[Work instructions]
From the entries below, copy every line that has the word "text".

[Records from a data collection]
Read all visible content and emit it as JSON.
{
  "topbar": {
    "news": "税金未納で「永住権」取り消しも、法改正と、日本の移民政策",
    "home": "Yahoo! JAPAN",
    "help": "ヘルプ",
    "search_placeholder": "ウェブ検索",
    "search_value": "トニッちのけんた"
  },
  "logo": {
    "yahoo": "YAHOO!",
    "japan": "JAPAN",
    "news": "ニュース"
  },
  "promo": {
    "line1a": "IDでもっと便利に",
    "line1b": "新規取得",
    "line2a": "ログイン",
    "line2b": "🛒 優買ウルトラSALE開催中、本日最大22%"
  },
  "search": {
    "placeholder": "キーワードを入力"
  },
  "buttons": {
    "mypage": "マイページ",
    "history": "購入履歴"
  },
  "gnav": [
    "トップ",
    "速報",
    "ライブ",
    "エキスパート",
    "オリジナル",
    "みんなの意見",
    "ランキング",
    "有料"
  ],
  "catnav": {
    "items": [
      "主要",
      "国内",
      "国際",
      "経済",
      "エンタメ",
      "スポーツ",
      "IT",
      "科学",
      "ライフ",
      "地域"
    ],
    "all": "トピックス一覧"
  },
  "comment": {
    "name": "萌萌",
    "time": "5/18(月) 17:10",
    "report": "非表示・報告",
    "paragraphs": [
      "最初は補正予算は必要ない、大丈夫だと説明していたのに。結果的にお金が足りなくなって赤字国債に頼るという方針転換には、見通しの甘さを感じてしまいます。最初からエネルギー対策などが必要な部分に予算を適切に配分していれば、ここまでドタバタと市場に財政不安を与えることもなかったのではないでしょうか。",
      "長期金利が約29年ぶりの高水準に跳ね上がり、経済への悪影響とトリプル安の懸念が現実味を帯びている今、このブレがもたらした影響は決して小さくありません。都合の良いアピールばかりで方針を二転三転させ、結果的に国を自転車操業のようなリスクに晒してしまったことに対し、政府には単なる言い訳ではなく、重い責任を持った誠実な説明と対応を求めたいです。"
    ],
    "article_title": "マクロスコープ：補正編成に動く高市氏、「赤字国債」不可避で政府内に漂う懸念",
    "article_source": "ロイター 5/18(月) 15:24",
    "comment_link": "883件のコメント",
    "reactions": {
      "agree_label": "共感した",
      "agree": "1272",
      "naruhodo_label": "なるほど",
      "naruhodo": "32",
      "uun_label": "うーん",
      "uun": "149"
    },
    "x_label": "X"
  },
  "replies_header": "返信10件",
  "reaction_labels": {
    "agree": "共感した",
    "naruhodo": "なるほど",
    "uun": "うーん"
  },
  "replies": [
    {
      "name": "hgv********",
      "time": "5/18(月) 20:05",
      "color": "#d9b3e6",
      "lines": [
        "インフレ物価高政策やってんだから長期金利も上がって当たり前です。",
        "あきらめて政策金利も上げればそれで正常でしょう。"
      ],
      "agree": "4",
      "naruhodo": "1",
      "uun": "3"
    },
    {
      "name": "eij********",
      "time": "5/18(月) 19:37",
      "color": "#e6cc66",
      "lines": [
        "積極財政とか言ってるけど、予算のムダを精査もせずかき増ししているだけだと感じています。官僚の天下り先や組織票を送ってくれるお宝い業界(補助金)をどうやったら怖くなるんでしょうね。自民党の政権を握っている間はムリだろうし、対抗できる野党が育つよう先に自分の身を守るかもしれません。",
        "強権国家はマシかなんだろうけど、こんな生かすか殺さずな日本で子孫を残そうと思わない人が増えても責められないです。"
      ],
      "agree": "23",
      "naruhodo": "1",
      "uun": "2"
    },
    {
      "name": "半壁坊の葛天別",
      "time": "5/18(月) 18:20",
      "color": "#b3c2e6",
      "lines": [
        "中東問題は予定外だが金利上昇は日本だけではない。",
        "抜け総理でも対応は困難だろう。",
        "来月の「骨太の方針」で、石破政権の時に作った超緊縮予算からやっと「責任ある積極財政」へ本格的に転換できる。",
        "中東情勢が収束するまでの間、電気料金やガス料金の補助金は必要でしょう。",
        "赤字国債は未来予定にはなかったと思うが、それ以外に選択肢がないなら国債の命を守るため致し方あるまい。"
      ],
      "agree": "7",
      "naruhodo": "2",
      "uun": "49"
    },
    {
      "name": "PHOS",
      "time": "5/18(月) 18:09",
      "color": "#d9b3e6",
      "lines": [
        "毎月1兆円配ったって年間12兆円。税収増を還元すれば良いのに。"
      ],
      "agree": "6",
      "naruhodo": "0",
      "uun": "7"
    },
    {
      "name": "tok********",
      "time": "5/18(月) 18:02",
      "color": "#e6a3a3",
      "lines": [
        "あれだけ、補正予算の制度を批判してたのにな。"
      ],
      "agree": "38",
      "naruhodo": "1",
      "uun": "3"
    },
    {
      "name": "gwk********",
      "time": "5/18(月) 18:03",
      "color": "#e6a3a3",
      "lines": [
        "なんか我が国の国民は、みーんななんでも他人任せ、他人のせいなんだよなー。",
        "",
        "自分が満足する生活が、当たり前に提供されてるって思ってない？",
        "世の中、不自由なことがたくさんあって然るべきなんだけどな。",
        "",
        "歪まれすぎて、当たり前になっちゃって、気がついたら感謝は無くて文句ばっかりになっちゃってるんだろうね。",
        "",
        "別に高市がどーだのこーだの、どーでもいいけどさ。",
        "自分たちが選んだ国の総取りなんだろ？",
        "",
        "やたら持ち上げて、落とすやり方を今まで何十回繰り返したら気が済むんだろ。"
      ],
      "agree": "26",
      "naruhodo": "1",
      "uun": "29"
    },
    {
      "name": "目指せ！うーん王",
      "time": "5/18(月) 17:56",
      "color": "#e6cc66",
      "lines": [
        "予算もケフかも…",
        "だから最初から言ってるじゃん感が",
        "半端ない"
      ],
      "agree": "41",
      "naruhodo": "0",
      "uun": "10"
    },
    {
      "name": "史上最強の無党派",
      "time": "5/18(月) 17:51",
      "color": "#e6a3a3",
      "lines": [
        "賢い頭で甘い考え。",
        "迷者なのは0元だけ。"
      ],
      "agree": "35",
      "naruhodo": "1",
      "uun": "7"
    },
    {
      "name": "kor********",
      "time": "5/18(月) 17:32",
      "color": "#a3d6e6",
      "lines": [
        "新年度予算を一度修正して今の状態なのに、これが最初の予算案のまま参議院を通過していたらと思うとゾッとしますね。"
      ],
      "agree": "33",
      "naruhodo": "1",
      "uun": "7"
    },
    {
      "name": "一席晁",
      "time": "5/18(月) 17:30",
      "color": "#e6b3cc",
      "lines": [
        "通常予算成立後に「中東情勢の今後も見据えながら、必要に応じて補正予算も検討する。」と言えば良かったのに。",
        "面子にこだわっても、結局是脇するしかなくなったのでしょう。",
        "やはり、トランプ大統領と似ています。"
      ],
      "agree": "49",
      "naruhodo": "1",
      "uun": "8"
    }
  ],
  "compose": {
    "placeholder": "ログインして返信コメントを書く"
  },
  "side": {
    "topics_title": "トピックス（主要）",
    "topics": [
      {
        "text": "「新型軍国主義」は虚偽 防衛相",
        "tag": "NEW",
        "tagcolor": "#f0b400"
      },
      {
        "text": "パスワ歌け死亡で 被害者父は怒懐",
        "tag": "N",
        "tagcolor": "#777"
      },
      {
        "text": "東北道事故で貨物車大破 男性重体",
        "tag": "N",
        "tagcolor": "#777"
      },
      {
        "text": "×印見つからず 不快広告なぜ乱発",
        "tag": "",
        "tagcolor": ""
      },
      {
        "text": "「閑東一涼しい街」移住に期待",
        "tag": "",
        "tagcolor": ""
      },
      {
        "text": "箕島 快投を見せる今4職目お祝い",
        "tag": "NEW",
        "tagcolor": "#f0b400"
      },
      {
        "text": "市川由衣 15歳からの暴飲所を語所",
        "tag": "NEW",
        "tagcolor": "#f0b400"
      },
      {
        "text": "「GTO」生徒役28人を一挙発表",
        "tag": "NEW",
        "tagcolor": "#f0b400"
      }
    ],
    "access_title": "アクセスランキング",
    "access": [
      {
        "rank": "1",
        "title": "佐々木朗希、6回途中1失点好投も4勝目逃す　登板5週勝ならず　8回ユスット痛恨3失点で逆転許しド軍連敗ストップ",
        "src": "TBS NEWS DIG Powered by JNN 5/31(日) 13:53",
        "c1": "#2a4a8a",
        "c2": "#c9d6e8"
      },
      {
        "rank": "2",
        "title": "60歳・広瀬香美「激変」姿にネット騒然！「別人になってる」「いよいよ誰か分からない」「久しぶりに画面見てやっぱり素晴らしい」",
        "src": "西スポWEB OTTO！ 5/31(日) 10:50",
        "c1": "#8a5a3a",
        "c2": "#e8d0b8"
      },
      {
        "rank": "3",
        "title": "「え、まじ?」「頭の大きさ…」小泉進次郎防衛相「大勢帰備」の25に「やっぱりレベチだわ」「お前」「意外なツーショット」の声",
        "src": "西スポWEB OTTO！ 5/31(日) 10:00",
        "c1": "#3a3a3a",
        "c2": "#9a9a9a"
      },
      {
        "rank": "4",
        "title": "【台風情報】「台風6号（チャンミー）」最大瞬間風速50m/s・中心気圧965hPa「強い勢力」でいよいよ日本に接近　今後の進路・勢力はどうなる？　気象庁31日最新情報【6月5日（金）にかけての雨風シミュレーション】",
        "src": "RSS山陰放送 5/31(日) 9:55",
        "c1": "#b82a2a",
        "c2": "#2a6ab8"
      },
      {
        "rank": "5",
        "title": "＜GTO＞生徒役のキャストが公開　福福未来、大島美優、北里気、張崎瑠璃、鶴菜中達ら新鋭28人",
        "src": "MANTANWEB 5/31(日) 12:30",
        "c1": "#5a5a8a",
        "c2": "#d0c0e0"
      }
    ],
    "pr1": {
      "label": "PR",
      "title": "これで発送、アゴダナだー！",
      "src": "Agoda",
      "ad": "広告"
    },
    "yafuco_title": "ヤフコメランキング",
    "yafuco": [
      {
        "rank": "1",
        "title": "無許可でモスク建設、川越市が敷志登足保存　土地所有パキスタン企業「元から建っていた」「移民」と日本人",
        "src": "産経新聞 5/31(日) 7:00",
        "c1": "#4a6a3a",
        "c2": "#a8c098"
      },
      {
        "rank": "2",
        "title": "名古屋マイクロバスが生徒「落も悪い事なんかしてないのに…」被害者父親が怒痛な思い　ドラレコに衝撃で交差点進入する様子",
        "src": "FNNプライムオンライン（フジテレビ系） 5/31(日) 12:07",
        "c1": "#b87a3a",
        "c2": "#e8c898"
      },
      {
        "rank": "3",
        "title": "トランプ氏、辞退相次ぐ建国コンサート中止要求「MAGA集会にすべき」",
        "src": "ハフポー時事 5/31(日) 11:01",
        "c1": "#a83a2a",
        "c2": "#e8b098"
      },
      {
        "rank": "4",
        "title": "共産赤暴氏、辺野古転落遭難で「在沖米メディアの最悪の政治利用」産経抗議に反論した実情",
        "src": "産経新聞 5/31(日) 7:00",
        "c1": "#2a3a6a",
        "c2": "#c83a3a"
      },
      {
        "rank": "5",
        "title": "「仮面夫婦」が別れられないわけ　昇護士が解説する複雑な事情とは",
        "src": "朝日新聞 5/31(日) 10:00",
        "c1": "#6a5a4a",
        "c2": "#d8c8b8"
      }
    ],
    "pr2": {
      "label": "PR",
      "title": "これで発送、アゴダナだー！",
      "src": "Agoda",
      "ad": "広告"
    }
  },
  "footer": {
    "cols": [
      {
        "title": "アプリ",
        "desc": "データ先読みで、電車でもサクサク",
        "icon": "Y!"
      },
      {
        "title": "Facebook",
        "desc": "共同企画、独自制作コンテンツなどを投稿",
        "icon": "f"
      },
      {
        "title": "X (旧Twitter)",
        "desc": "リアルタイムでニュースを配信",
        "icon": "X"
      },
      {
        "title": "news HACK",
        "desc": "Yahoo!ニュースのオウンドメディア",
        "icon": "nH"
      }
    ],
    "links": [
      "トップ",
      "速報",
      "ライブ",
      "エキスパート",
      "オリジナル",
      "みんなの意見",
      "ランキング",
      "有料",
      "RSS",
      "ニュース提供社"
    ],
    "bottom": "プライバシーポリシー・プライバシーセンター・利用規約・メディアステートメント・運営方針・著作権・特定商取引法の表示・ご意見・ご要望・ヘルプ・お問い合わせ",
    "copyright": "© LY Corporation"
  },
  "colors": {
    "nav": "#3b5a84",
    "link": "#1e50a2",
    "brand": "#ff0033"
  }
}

[Answer section]
        "text": "「新型軍国主義」は虚偽 防衛相",
        "text": "パスワ歌け死亡で 被害者父は怒懐",
        "text": "東北道事故で貨物車大破 男性重体",
        "text": "×印見つからず 不快広告なぜ乱発",
        "text": "「閑東一涼しい街」移住に期待",
        "text": "箕島 快投を見せる今4職目お祝い",
        "text": "市川由衣 15歳からの暴飲所を語所",
        "text": "「GTO」生徒役28人を一挙発表",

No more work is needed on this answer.